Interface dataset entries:
--------------------------------------------------

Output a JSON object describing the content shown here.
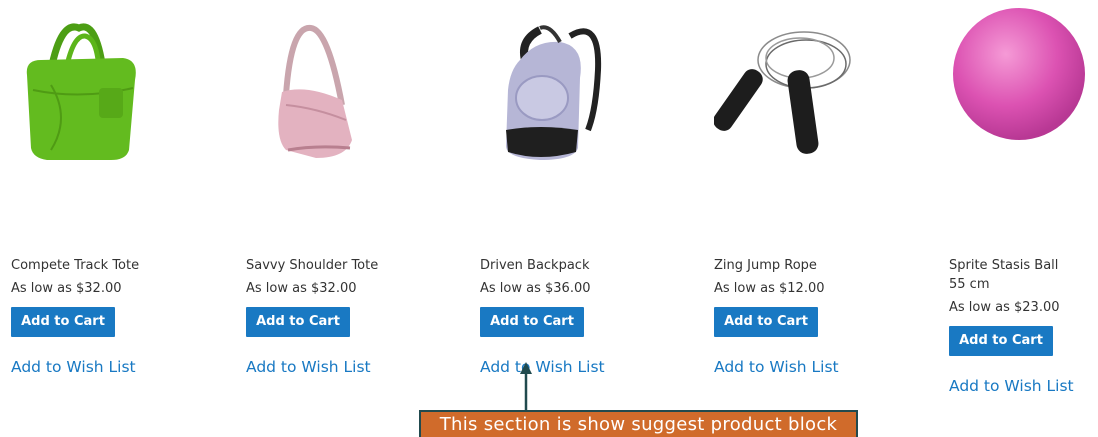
{
  "products": [
    {
      "name": "Compete Track Tote",
      "price": "As low as $32.00",
      "cart_label": "Add to Cart",
      "wish_label": "Add to Wish List"
    },
    {
      "name": "Savvy Shoulder Tote",
      "price": "As low as $32.00",
      "cart_label": "Add to Cart",
      "wish_label": "Add to Wish List"
    },
    {
      "name": "Driven Backpack",
      "price": "As low as $36.00",
      "cart_label": "Add to Cart",
      "wish_label": "Add to Wish List"
    },
    {
      "name": "Zing Jump Rope",
      "price": "As low as $12.00",
      "cart_label": "Add to Cart",
      "wish_label": "Add to Wish List"
    },
    {
      "name": "Sprite Stasis Ball 55 cm",
      "price": "As low as $23.00",
      "cart_label": "Add to Cart",
      "wish_label": "Add to Wish List"
    }
  ],
  "annotation": {
    "text": "This section is show suggest product block"
  },
  "colors": {
    "primary_button": "#1979c3",
    "link": "#1979c3",
    "callout_bg": "#d06b2b",
    "callout_border": "#214a4e"
  }
}
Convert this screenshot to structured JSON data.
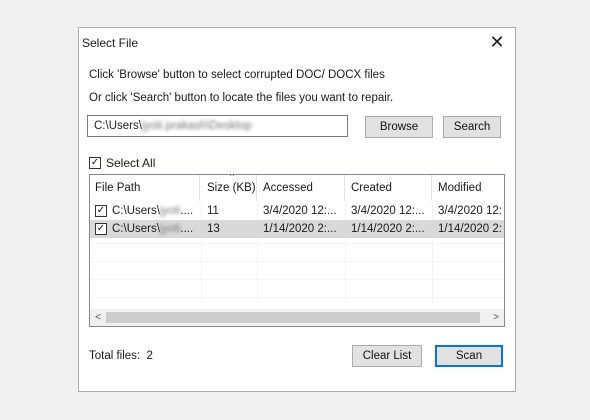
{
  "window": {
    "title": "Select File",
    "close_glyph": "✕"
  },
  "instructions": {
    "line1": "Click 'Browse' button to select corrupted DOC/ DOCX files",
    "line2": "Or click 'Search' button to locate the files you want to repair."
  },
  "path": {
    "value_prefix": "C:\\Users\\",
    "value_blurred": "jyoti.prakash\\Desktop"
  },
  "buttons": {
    "browse": "Browse",
    "search": "Search",
    "clear": "Clear List",
    "scan": "Scan"
  },
  "select_all": {
    "label": "Select All",
    "checked": true,
    "check_glyph": "✓"
  },
  "table": {
    "columns": [
      "File Path",
      "Size (KB)",
      "Accessed",
      "Created",
      "Modified"
    ],
    "sort_glyph": "^",
    "rows": [
      {
        "checked": true,
        "path_prefix": "C:\\Users\\",
        "path_blurred": "jyoti",
        "path_suffix": "....",
        "size": "11",
        "accessed": "3/4/2020 12:...",
        "created": "3/4/2020 12:...",
        "modified": "3/4/2020 12:"
      },
      {
        "checked": true,
        "path_prefix": "C:\\Users\\",
        "path_blurred": "jyoti",
        "path_suffix": "....",
        "size": "13",
        "accessed": "1/14/2020 2:...",
        "created": "1/14/2020 2:...",
        "modified": "1/14/2020 2:"
      }
    ],
    "scroll_left": "<",
    "scroll_right": ">"
  },
  "footer": {
    "total_label": "Total files:",
    "total_count": "2"
  },
  "colors": {
    "accent": "#0078d7",
    "selection": "#d9d9d9"
  }
}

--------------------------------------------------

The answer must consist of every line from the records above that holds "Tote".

      "name": "Compete Track Tote",
      "name": "Savvy Shoulder Tote",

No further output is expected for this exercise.